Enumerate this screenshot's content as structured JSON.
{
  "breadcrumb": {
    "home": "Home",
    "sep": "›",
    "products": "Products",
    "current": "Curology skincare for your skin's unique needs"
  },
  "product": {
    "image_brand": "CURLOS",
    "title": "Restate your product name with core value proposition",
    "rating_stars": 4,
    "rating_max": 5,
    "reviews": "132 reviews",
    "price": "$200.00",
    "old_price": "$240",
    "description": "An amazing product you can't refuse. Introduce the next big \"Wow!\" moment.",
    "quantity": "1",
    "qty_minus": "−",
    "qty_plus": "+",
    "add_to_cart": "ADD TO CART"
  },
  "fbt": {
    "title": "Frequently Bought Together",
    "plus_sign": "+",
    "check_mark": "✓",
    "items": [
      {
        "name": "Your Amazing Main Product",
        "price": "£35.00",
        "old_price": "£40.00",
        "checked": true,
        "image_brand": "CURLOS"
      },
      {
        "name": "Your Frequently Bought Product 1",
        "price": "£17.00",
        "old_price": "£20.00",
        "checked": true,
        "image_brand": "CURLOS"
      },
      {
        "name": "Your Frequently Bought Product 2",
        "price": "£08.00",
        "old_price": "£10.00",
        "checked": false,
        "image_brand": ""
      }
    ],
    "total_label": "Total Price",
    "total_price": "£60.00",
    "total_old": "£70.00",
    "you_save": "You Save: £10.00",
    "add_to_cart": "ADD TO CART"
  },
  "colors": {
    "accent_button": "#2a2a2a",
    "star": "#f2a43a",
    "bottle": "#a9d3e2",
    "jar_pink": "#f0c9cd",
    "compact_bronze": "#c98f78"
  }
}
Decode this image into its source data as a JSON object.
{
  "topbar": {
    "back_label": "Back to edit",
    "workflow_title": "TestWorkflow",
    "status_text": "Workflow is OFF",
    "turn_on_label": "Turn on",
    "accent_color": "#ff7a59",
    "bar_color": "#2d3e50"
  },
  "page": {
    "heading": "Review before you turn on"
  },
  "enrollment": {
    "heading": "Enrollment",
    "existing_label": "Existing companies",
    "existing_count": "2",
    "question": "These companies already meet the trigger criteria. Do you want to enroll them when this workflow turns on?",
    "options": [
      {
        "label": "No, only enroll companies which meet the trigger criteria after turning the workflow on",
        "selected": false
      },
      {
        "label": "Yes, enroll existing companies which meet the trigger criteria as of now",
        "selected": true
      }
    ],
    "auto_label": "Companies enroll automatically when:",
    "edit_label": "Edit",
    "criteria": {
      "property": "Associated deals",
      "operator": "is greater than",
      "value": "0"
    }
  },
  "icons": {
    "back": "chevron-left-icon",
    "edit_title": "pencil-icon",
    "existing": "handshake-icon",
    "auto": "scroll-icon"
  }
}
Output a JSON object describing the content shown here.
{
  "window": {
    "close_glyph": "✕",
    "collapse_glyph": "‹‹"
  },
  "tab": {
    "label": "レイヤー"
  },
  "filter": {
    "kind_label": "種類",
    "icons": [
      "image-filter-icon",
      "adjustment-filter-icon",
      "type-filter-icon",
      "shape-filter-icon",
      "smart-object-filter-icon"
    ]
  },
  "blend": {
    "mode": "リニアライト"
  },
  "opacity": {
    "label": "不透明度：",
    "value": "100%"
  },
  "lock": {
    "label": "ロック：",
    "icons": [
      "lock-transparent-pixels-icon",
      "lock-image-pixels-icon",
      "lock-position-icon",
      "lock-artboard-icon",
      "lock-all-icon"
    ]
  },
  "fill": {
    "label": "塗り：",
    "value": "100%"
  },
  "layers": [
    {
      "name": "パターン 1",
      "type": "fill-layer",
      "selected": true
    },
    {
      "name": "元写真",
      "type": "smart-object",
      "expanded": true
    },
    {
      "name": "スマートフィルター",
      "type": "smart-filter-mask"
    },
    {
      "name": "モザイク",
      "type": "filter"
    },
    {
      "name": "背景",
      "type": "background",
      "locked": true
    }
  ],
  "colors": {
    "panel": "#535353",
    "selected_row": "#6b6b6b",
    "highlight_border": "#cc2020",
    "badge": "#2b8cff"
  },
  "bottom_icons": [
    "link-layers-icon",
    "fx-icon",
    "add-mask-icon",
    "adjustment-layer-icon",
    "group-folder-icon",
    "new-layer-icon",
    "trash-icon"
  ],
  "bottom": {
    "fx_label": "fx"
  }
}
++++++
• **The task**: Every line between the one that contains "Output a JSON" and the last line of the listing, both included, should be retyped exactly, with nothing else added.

• **Answer area**:
Output a JSON object describing the content shown here.
{
  "window": {
    "close_glyph": "✕",
    "collapse_glyph": "‹‹"
  },
  "tab": {
    "label": "レイヤー"
  },
  "filter": {
    "kind_label": "種類",
    "icons": [
      "image-filter-icon",
      "adjustment-filter-icon",
      "type-filter-icon",
      "shape-filter-icon",
      "smart-object-filter-icon"
    ]
  },
  "blend": {
    "mode": "リニアライト"
  },
  "opacity": {
    "label": "不透明度：",
    "value": "100%"
  },
  "lock": {
    "label": "ロック：",
    "icons": [
      "lock-transparent-pixels-icon",
      "lock-image-pixels-icon",
      "lock-position-icon",
      "lock-artboard-icon",
      "lock-all-icon"
    ]
  },
  "fill": {
    "label": "塗り：",
    "value": "100%"
  },
  "layers": [
    {
      "name": "パターン 1",
      "type": "fill-layer",
      "selected": true
    },
    {
      "name": "元写真",
      "type": "smart-object",
      "expanded": true
    },
    {
      "name": "スマートフィルター",
      "type": "smart-filter-mask"
    },
    {
      "name": "モザイク",
      "type": "filter"
    },
    {
      "name": "背景",
      "type": "background",
      "locked": true
    }
  ],
  "colors": {
    "panel": "#535353",
    "selected_row": "#6b6b6b",
    "highlight_border": "#cc2020",
    "badge": "#2b8cff"
  },
  "bottom_icons": [
    "link-layers-icon",
    "fx-icon",
    "add-mask-icon",
    "adjustment-layer-icon",
    "group-folder-icon",
    "new-layer-icon",
    "trash-icon"
  ],
  "bottom": {
    "fx_label": "fx"
  }
}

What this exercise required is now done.